[Data section Boundary: Start]

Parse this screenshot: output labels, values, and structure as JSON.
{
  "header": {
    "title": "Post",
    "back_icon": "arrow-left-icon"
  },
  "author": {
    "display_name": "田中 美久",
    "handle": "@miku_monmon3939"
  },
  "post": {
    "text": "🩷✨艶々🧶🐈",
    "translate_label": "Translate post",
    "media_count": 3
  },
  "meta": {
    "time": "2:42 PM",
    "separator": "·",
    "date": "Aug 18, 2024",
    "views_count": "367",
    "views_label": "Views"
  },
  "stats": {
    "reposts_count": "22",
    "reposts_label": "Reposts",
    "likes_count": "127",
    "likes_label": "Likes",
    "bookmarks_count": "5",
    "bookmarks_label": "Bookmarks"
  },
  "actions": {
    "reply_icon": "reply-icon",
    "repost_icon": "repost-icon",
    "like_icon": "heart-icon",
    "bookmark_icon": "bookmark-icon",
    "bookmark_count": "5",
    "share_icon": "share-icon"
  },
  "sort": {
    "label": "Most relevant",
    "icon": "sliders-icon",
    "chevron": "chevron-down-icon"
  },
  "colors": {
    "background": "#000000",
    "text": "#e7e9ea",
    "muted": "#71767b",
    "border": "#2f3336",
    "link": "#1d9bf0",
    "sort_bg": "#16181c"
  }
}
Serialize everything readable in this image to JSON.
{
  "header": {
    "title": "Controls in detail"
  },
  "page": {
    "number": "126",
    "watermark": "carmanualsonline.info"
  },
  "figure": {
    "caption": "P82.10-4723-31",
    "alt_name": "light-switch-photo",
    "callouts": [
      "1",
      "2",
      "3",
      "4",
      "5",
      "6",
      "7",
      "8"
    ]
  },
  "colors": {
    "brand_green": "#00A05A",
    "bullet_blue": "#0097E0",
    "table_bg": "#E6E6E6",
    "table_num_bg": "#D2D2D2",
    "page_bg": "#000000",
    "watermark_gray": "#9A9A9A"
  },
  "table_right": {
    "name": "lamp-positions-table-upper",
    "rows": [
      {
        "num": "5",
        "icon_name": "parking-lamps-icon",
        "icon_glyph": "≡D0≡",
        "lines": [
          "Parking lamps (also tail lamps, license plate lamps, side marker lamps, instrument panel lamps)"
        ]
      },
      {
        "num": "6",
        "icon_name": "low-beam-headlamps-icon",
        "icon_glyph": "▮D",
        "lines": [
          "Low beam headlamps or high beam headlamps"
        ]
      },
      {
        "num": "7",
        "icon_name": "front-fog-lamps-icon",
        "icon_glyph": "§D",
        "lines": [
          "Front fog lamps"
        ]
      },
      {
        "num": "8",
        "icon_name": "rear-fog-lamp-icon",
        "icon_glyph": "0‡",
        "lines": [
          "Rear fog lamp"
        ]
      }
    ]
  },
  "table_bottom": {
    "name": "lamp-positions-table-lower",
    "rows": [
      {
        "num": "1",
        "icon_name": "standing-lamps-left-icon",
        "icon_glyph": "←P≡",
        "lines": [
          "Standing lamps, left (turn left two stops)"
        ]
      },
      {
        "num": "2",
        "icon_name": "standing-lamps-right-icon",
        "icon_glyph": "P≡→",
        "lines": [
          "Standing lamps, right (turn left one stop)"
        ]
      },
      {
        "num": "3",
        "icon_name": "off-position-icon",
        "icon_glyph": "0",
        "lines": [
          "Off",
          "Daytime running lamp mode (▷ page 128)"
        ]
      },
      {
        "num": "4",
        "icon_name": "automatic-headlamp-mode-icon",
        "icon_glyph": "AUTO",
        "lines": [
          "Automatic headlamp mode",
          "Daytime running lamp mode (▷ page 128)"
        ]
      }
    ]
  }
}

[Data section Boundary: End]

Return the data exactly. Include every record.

Parse this screenshot: output labels, values, and structure as JSON.
{
  "header": {
    "title": "Post",
    "back_icon": "arrow-left-icon"
  },
  "author": {
    "display_name": "田中 美久",
    "handle": "@miku_monmon3939"
  },
  "post": {
    "text": "🩷✨艶々🧶🐈",
    "translate_label": "Translate post",
    "media_count": 3
  },
  "meta": {
    "time": "2:42 PM",
    "separator": "·",
    "date": "Aug 18, 2024",
    "views_count": "367",
    "views_label": "Views"
  },
  "stats": {
    "reposts_count": "22",
    "reposts_label": "Reposts",
    "likes_count": "127",
    "likes_label": "Likes",
    "bookmarks_count": "5",
    "bookmarks_label": "Bookmarks"
  },
  "actions": {
    "reply_icon": "reply-icon",
    "repost_icon": "repost-icon",
    "like_icon": "heart-icon",
    "bookmark_icon": "bookmark-icon",
    "bookmark_count": "5",
    "share_icon": "share-icon"
  },
  "sort": {
    "label": "Most relevant",
    "icon": "sliders-icon",
    "chevron": "chevron-down-icon"
  },
  "colors": {
    "background": "#000000",
    "text": "#e7e9ea",
    "muted": "#71767b",
    "border": "#2f3336",
    "link": "#1d9bf0",
    "sort_bg": "#16181c"
  }
}
Serialize everything readable in this image to JSON.
{
  "header": {
    "title": "Controls in detail"
  },
  "page": {
    "number": "126",
    "watermark": "carmanualsonline.info"
  },
  "figure": {
    "caption": "P82.10-4723-31",
    "alt_name": "light-switch-photo",
    "callouts": [
      "1",
      "2",
      "3",
      "4",
      "5",
      "6",
      "7",
      "8"
    ]
  },
  "colors": {
    "brand_green": "#00A05A",
    "bullet_blue": "#0097E0",
    "table_bg": "#E6E6E6",
    "table_num_bg": "#D2D2D2",
    "page_bg": "#000000",
    "watermark_gray": "#9A9A9A"
  },
  "table_right": {
    "name": "lamp-positions-table-upper",
    "rows": [
      {
        "num": "5",
        "icon_name": "parking-lamps-icon",
        "icon_glyph": "≡D0≡",
        "lines": [
          "Parking lamps (also tail lamps, license plate lamps, side marker lamps, instrument panel lamps)"
        ]
      },
      {
        "num": "6",
        "icon_name": "low-beam-headlamps-icon",
        "icon_glyph": "▮D",
        "lines": [
          "Low beam headlamps or high beam headlamps"
        ]
      },
      {
        "num": "7",
        "icon_name": "front-fog-lamps-icon",
        "icon_glyph": "§D",
        "lines": [
          "Front fog lamps"
        ]
      },
      {
        "num": "8",
        "icon_name": "rear-fog-lamp-icon",
        "icon_glyph": "0‡",
        "lines": [
          "Rear fog lamp"
        ]
      }
    ]
  },
  "table_bottom": {
    "name": "lamp-positions-table-lower",
    "rows": [
      {
        "num": "1",
        "icon_name": "standing-lamps-left-icon",
        "icon_glyph": "←P≡",
        "lines": [
          "Standing lamps, left (turn left two stops)"
        ]
      },
      {
        "num": "2",
        "icon_name": "standing-lamps-right-icon",
        "icon_glyph": "P≡→",
        "lines": [
          "Standing lamps, right (turn left one stop)"
        ]
      },
      {
        "num": "3",
        "icon_name": "off-position-icon",
        "icon_glyph": "0",
        "lines": [
          "Off",
          "Daytime running lamp mode (▷ page 128)"
        ]
      },
      {
        "num": "4",
        "icon_name": "automatic-headlamp-mode-icon",
        "icon_glyph": "AUTO",
        "lines": [
          "Automatic headlamp mode",
          "Daytime running lamp mode (▷ page 128)"
        ]
      }
    ]
  }
}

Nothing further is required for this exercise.